## Assigned task
Report each line of the material below where the word "JSON" can be found.

====== Entries provided

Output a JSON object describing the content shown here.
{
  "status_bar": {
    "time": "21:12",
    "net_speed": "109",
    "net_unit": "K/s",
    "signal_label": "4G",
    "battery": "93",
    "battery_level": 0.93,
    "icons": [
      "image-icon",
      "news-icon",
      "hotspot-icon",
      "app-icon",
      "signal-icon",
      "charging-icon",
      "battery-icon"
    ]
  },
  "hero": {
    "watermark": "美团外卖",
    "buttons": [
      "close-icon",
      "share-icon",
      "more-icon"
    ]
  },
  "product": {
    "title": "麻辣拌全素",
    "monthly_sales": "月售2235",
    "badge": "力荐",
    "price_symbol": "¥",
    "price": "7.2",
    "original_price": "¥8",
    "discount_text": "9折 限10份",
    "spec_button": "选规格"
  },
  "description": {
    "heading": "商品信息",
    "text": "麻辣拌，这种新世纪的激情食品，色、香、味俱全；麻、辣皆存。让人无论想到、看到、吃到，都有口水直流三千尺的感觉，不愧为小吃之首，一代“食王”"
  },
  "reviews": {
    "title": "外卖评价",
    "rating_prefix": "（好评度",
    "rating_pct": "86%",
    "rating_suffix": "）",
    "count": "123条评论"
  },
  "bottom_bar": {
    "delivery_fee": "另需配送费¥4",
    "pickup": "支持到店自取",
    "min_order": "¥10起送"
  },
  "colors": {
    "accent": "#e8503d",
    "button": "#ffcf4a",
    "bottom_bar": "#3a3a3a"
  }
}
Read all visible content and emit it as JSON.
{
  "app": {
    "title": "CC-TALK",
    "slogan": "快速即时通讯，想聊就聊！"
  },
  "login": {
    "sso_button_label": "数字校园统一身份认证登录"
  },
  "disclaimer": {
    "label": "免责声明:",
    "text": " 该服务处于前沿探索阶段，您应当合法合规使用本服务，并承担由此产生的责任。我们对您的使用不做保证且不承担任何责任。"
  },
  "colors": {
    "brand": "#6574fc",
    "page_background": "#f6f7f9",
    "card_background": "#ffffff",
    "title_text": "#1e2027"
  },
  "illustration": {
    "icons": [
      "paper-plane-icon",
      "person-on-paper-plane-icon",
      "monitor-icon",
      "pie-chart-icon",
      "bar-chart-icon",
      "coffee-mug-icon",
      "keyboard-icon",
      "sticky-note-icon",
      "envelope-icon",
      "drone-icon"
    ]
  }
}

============

## Written reply
Output a JSON object describing the content shown here.
Read all visible content and emit it as JSON.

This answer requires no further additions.